The bigger challenge, however, may be to SSL itself – a technology that was already badly battered by revelations about breaches at Certificate Authorities like DigiNotar and affiliates of the CA Comodo. As Richards and others note: Superfish is hardly the first application to rely on what is, essentially, a “man in the middle” attack on secure web browsing sessions to work. Most antivirus programs do something similar -albeit in the name of preventing web-based attacks.
Carnegie Mellon’s CERT warned on Monday about a Windows utility called PrivDog by Adtrustmedia that uses the Komodia library and carries out similar Man in the Middle attacks against encrypted web sessions in the name of providing “safer, faster and more private web browsing.”
But even applications whose nominal goal is security can mess it up – badly. Richards notes an investigation by Carnegie Mellon University researchers in 2012 that found that deep packet inspection appliances from the firm Cyberroam shared the same CA certificate and private key – a botch that would make it possible to impersonate such a device and carry out man in the middle attacks against users of those devices.
With so many applications – good, bad and grey – playing fast and loose with the integrity of the certificate authority system, one must ask what authority resides in that system any more? The answer is likely “no.” Already, commercial operations are under intense pressure to find another way to secure sensitive online sessions. Notably: the Payment Card Industry (PCI) Council said earlier in February that SSL version 3.0 is “no longer acceptable for protection of data due to inherent weaknesses within the protocol.” “No version of SSL meets PCI SSC’s definition of ‘strong cryptography,’ the organization said.
That follows revelations of a widespread vulnerability, dubbed “Poodle,” that could allow an attacker to extract secret information from an encrypted transaction. That vulnerability prompted leading browser makers, including the Mozilla Foundation, to accelerate a move away from SSL to “modern secure protocols.”
But SSL’s replacement – TLS – is hobbled by the same “trust” issues, even if it improves on SSL’s flawed encryption, said Kevin Bocek, the Vice President of Security Strategy and Threat Intelligence at the security firm Venafi.
“SSL as a protocol is dead, but TLS has the same challenges in regard to trust,” Bocek said.
Bocek said the failings of the PKI trust model shouldn’t come as a surprise to anyone. “This is technology that’s more than 20 years old,” he said. “The idea that you would have a harmonious system of trust that is unbreakable until time ends? That’s not going to work. Clearly we’re at the breaking point.”

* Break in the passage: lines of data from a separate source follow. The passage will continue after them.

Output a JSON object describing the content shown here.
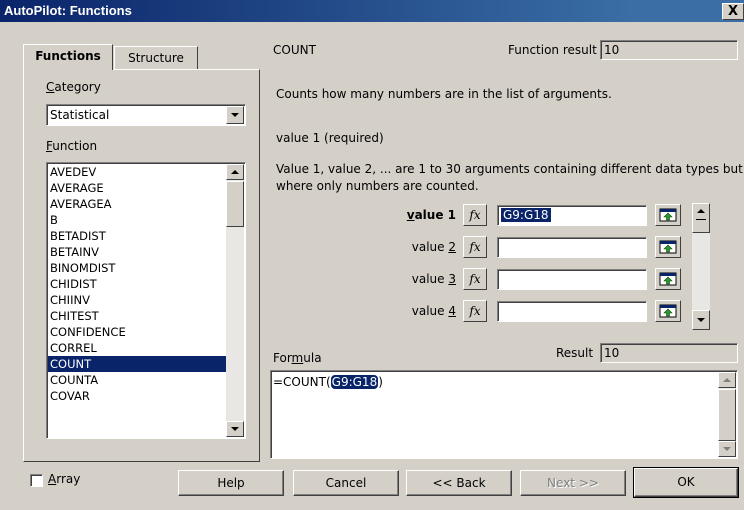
{
  "window": {
    "title": "AutoPilot: Functions",
    "close_glyph": "X"
  },
  "tabs": [
    {
      "label": "Functions",
      "active": true
    },
    {
      "label": "Structure",
      "active": false
    }
  ],
  "category": {
    "label": "Category",
    "value": "Statistical"
  },
  "function_list": {
    "label": "Function",
    "items": [
      "AVEDEV",
      "AVERAGE",
      "AVERAGEA",
      "B",
      "BETADIST",
      "BETAINV",
      "BINOMDIST",
      "CHIDIST",
      "CHIINV",
      "CHITEST",
      "CONFIDENCE",
      "CORREL",
      "COUNT",
      "COUNTA",
      "COVAR"
    ],
    "selected": "COUNT"
  },
  "function": {
    "name": "COUNT",
    "result_label": "Function result",
    "result_value": "10",
    "description": "Counts how many numbers are in the list of arguments.",
    "arg_heading": "value 1 (required)",
    "arg_description_line1": "Value 1, value 2, ... are 1 to 30 arguments containing different data types but",
    "arg_description_line2": "where only numbers are counted."
  },
  "arguments": [
    {
      "label_prefix": "",
      "label_accel": "v",
      "label_rest": "alue 1",
      "value": "G9:G18",
      "bold": true
    },
    {
      "label_prefix": "value ",
      "label_accel": "2",
      "label_rest": "",
      "value": ""
    },
    {
      "label_prefix": "value ",
      "label_accel": "3",
      "label_rest": "",
      "value": ""
    },
    {
      "label_prefix": "value ",
      "label_accel": "4",
      "label_rest": "",
      "value": ""
    }
  ],
  "fx_glyph": "fx",
  "formula": {
    "label": "Formula",
    "result_label": "Result",
    "result_value": "10",
    "text_prefix": "=COUNT(",
    "text_highlight": "G9:G18",
    "text_suffix": ")"
  },
  "array_checkbox": {
    "label": "Array",
    "checked": false
  },
  "buttons": {
    "help": "Help",
    "cancel": "Cancel",
    "back": "<< Back",
    "next": "Next >>",
    "ok": "OK"
  }
}
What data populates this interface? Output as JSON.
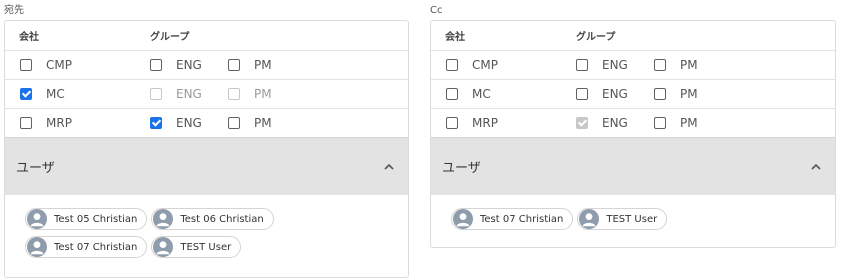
{
  "to": {
    "section_label": "宛先",
    "header": {
      "company": "会社",
      "group": "グループ"
    },
    "rows": [
      {
        "company": "CMP",
        "company_checked": false,
        "groups": [
          {
            "label": "ENG",
            "checked": false,
            "disabled": false
          },
          {
            "label": "PM",
            "checked": false,
            "disabled": false
          }
        ]
      },
      {
        "company": "MC",
        "company_checked": true,
        "groups": [
          {
            "label": "ENG",
            "checked": false,
            "disabled": true
          },
          {
            "label": "PM",
            "checked": false,
            "disabled": true
          }
        ]
      },
      {
        "company": "MRP",
        "company_checked": false,
        "groups": [
          {
            "label": "ENG",
            "checked": true,
            "disabled": false
          },
          {
            "label": "PM",
            "checked": false,
            "disabled": false
          }
        ]
      }
    ],
    "users_title": "ユーザ",
    "users": [
      "Test 05 Christian",
      "Test 06 Christian",
      "Test 07 Christian",
      "TEST User"
    ]
  },
  "cc": {
    "section_label": "Cc",
    "header": {
      "company": "会社",
      "group": "グループ"
    },
    "rows": [
      {
        "company": "CMP",
        "company_checked": false,
        "groups": [
          {
            "label": "ENG",
            "checked": false,
            "disabled": false
          },
          {
            "label": "PM",
            "checked": false,
            "disabled": false
          }
        ]
      },
      {
        "company": "MC",
        "company_checked": false,
        "groups": [
          {
            "label": "ENG",
            "checked": false,
            "disabled": false
          },
          {
            "label": "PM",
            "checked": false,
            "disabled": false
          }
        ]
      },
      {
        "company": "MRP",
        "company_checked": false,
        "groups": [
          {
            "label": "ENG",
            "checked": true,
            "disabled": true
          },
          {
            "label": "PM",
            "checked": false,
            "disabled": false
          }
        ]
      }
    ],
    "users_title": "ユーザ",
    "users": [
      "Test 07 Christian",
      "TEST User"
    ]
  },
  "colors": {
    "accent": "#1a73e8",
    "panel_header": "#e3e3e3",
    "avatar": "#8e9cab"
  },
  "icons": {
    "expand": "chevron-up-icon",
    "avatar": "user-avatar-icon"
  }
}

While Superfish doesn’t involve a vulnerability in SSL per se, it does underscore the degree to which the trust model that SSL and successor technologies rely on has become illusory. And that may succeed where Heartbleed and Poodle failed: finally moving Internet users and organizations to stronger technology.

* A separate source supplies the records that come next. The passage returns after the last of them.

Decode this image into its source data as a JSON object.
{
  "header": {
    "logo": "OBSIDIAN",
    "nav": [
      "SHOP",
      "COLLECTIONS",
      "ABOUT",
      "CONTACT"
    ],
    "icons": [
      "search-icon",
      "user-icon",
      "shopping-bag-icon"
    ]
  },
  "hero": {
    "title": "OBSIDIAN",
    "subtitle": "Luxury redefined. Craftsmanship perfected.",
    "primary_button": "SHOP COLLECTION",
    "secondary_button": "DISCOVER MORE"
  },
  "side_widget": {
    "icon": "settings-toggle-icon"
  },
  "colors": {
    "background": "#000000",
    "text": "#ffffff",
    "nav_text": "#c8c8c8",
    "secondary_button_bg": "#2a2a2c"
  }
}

Bocek thinks the fix isn’t in replacing the certificate system. Rather, that system will need to adapt to changing times and a changing threat environment. The trust model “has to be more agile and adapt to threats,” he said, pointing to Google’s Certificate Transparency project as an example.
The Lenovo Superfish debacle, he says “just shows how bad its gotten.”